MOFGA’s blog is a place to learn about community events, read the latest book and film reviews and more!
This slim and well-referenced book offers a compelling description of what a truly sustainable community looks like. Author Sumanas Koulagi (full disclosure: I’m a personal acquaintance) examines an old concept called “swaraj” to define and then demonstrate how a community can practice self-sufficiency. This vison can apply to food production as easily as it does

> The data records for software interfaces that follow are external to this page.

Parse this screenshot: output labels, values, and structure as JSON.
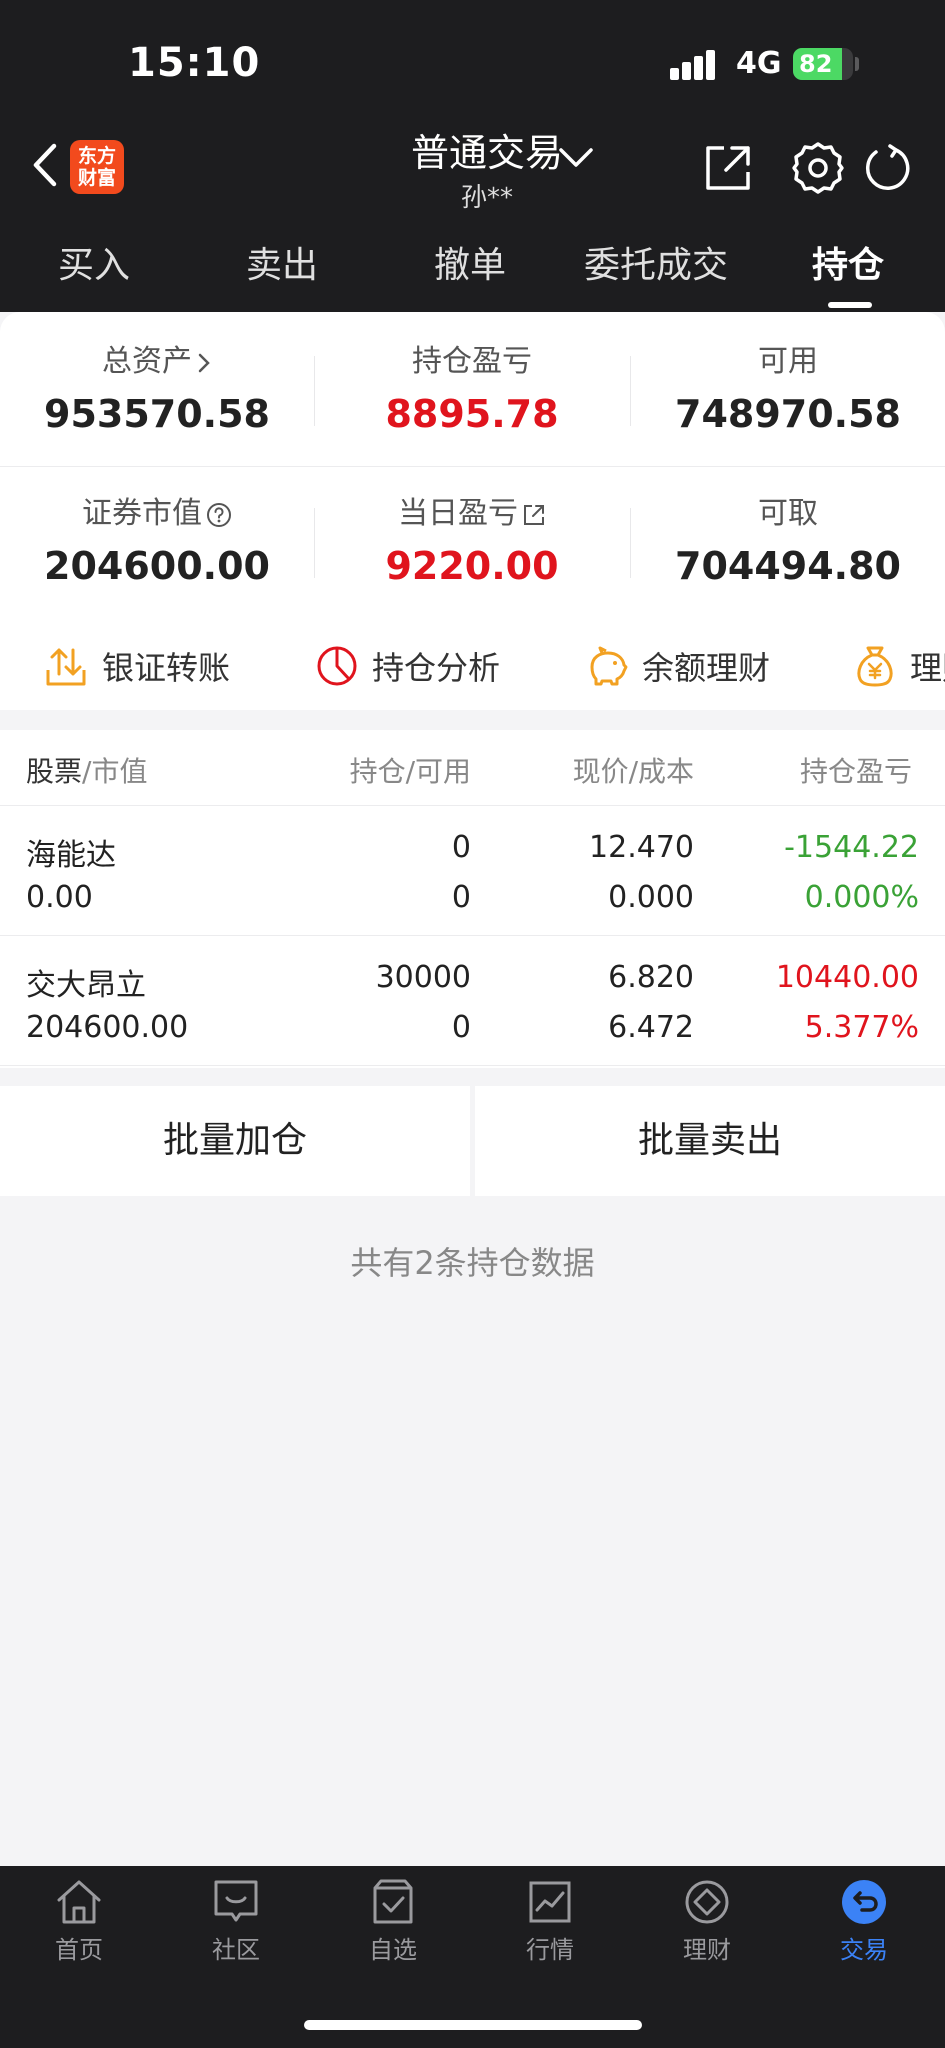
{
  "status_bar": {
    "time": "15:10",
    "network": "4G",
    "battery": "82",
    "battery_level": 82
  },
  "header": {
    "logo_line1": "东方",
    "logo_line2": "财富",
    "title": "普通交易",
    "account": "孙**"
  },
  "tabs": [
    {
      "label": "买入"
    },
    {
      "label": "卖出"
    },
    {
      "label": "撤单"
    },
    {
      "label": "委托成交"
    },
    {
      "label": "持仓",
      "active": true
    }
  ],
  "summary": {
    "total_assets_label": "总资产",
    "total_assets": "953570.58",
    "position_pnl_label": "持仓盈亏",
    "position_pnl": "8895.78",
    "available_label": "可用",
    "available": "748970.58",
    "market_value_label": "证券市值",
    "market_value": "204600.00",
    "daily_pnl_label": "当日盈亏",
    "daily_pnl": "9220.00",
    "withdrawable_label": "可取",
    "withdrawable": "704494.80"
  },
  "quick_actions": [
    {
      "label": "银证转账",
      "icon": "transfer-icon"
    },
    {
      "label": "持仓分析",
      "icon": "pie-chart-icon"
    },
    {
      "label": "余额理财",
      "icon": "piggy-bank-icon"
    },
    {
      "label": "理财",
      "icon": "money-bag-icon"
    }
  ],
  "table": {
    "headers": {
      "stock": "股票",
      "market_value": "/市值",
      "position": "持仓/可用",
      "price": "现价/成本",
      "pnl": "持仓盈亏"
    },
    "rows": [
      {
        "name": "海能达",
        "market_value": "0.00",
        "position": "0",
        "available": "0",
        "price": "12.470",
        "cost": "0.000",
        "pnl": "-1544.22",
        "pnl_pct": "0.000%"
      },
      {
        "name": "交大昂立",
        "market_value": "204600.00",
        "position": "30000",
        "available": "0",
        "price": "6.820",
        "cost": "6.472",
        "pnl": "10440.00",
        "pnl_pct": "5.377%"
      }
    ]
  },
  "batch": {
    "add": "批量加仓",
    "sell": "批量卖出"
  },
  "footer_note": "共有2条持仓数据",
  "bottom_nav": [
    {
      "label": "首页",
      "icon": "home-icon"
    },
    {
      "label": "社区",
      "icon": "community-icon"
    },
    {
      "label": "自选",
      "icon": "watchlist-icon"
    },
    {
      "label": "行情",
      "icon": "market-icon"
    },
    {
      "label": "理财",
      "icon": "wealth-icon"
    },
    {
      "label": "交易",
      "icon": "trade-icon",
      "active": true
    }
  ],
  "colors": {
    "red": "#e0141d",
    "green": "#3aa236",
    "accent": "#3b82f6",
    "orange": "#f2a122",
    "header_bg": "#1d1d1f"
  }
}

Mary Boone got interested in entomophagy (eating insects) about a decade ago when the United Nations issued its report on using insect protein to feed the world’s growing population. When she later traveled to Vietnam and Cambodia, Boone had opportunities to snack on fried grasshoppers at a local market. They were surprisingly tasty, and she
Three quarters of known animal species are insects. From pollinators to pests, dinner to decomposers, insects are integral to healthy ecosystems. So, when there is a huge decline in populations, scientists get worried. And they should, because a lack of caterpillars means no baby birds. More importantly, from my point of view, no flies means
If you are a foodie, a fermentista or a gardener passionate about flavor, “Wildcrafted Vinegars” may be your next savory adventure. In his third book on fermentation (“The Wildcrafting Brewer” covers yeast fermentations and “Wildcrafted Fermentation” covers lactic acid ferments), Pascal Baudar takes us through the steps of making vinegar and flavoring it. His instructions
With uncomplicated prose and a distinct perspective, “Fresh Banana Leaves” interweaves a heartfelt narrative about an Indigenous scientist’s journey through academia, and the family and community that have taught her along the way, with a comprehensive primer about the importance of centering Indigenous voices in environmental science and policy. Author Jessica Hernandez is an environmental
Drawing on over 10 years of travel and research to document food on the brink of disappearing, BBC food journalist Dan Saladino created the captivating book “Eating to Extinction.” Divided into 10 sections of food types (including cereal, vegetable, cheese and alcohol), Saladino delves into the threats to food around the world. The emergent patterns
There are many ways people come to herbalism and become connected to the healing power of plants. Karen M. Rose, author of “The Art & Practice of Spiritual Herbalism: Transform, Heal, & Remember with the Power of Plants and Ancestral Medicine,” comes from a long line of “Roses,” a perfect last name for an herbalist.
Liz Carlisle could have written a book on regenerative agriculture that extolled the virtues of intensive grazing and no-till. She could have focused on practices like cover cropping and polyculture, and how they can lead to carbon sequestration and increased soil organic matter. That was her intent, after all: “to pin down the potential for
If you think you know Monsanto — the biochemical company that has become synonymous with genetically modified monoculture and toxic herbicides — think again. Bartow J. Elmore’s “Seed Money: Monsanto’s Past and Our Food Future” is a history of the corporation, its blunders and how it became the black hat of modern agriculture. Elmore’s detailed